It's not something that normal people get to do. It's not even something most athletes get to do. Kobe was lucky that he was in a position to share that with his friends and family back then. Retirement tours are awesome and important and any great player with a plan to retire should announce it and be honored because you never know.
As for the game, Kobe made 22 of 50 field goal attempts, including 6-of-21 from three. The first three quarters were a perfect encapsulation of his final season. Kobe had only scored 30+ points five times that year. He averaged 17.6 points per game and shot a career-low 36% from the field. It was an up and down year as he dealt with injuries and the fact that he was about to turn 38.
The the fourth quarter happened. Kobe went crazy, scoring 23 points on 16 attempts and making three of five three-pointers. He also had three of his four assists in the final quarter. It was the final, clinching point in the argument of anyone who believed Kobe was the definition of clutch.
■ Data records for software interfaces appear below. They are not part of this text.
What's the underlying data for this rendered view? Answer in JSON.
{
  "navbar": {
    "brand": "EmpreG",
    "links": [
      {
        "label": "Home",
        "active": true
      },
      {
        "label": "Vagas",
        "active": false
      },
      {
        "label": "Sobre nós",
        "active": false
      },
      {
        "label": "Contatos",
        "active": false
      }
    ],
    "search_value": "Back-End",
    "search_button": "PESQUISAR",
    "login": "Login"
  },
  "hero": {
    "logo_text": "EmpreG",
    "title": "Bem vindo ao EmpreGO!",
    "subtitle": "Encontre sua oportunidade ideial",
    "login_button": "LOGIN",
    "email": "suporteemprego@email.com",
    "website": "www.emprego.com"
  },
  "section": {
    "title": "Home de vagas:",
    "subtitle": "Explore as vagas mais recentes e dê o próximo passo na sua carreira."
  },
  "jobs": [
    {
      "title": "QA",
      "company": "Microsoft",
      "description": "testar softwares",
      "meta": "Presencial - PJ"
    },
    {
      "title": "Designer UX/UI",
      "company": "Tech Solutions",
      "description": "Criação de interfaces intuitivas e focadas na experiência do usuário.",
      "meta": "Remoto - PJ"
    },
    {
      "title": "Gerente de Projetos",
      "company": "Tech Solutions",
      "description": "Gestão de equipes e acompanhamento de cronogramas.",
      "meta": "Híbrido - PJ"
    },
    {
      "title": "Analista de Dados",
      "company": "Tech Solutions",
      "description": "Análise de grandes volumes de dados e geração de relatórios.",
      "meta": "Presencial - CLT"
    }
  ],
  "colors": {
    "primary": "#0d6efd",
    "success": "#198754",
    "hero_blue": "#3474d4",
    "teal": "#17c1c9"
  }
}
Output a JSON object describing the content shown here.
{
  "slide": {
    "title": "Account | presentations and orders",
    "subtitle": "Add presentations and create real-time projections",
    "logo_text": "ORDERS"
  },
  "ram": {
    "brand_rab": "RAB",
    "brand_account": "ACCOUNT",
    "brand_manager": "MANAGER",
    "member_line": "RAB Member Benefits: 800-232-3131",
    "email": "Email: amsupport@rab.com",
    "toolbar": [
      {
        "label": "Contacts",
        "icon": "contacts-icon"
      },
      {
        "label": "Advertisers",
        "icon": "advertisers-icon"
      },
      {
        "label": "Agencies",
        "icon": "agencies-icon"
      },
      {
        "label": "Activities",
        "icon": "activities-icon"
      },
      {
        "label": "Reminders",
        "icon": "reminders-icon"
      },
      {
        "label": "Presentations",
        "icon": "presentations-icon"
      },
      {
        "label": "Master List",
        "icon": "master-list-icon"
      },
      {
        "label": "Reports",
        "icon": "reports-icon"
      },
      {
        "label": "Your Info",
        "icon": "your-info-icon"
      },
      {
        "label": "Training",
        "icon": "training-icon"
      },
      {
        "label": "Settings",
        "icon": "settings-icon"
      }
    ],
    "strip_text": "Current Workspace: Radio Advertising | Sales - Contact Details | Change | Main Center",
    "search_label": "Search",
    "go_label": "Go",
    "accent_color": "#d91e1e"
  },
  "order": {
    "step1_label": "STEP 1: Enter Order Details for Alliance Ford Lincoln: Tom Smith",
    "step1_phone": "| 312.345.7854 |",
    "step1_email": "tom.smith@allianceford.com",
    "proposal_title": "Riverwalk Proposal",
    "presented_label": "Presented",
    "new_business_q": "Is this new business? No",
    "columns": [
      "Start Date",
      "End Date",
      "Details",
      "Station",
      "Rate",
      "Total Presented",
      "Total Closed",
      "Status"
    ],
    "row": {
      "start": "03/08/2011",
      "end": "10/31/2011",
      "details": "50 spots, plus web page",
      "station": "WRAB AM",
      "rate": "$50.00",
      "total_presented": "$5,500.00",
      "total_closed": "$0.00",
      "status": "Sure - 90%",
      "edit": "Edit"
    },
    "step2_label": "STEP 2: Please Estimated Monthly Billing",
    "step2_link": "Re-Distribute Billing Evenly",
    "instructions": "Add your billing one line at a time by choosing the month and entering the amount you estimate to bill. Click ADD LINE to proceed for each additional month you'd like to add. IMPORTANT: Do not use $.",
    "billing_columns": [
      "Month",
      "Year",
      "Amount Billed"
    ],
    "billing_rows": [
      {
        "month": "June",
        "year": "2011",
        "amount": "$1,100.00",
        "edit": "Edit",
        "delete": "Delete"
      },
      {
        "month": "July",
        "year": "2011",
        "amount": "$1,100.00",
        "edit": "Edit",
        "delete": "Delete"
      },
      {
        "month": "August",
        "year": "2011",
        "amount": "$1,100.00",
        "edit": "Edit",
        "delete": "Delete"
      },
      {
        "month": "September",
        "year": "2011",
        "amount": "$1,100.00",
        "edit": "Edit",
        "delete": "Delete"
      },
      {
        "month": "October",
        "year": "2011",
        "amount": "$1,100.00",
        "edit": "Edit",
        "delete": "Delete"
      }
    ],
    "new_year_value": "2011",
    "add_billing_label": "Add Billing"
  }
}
Overall, the game wasn't perfect, but it was a testament to Kobe who was the human embodiment of the belief that you could shoot your way out of any slump. His final game wasn't perfect, but it was epic and memorable. It was the final game of a true gunslinger. It was Kobe's tribute to Kobe-- and it will always be worth remembering.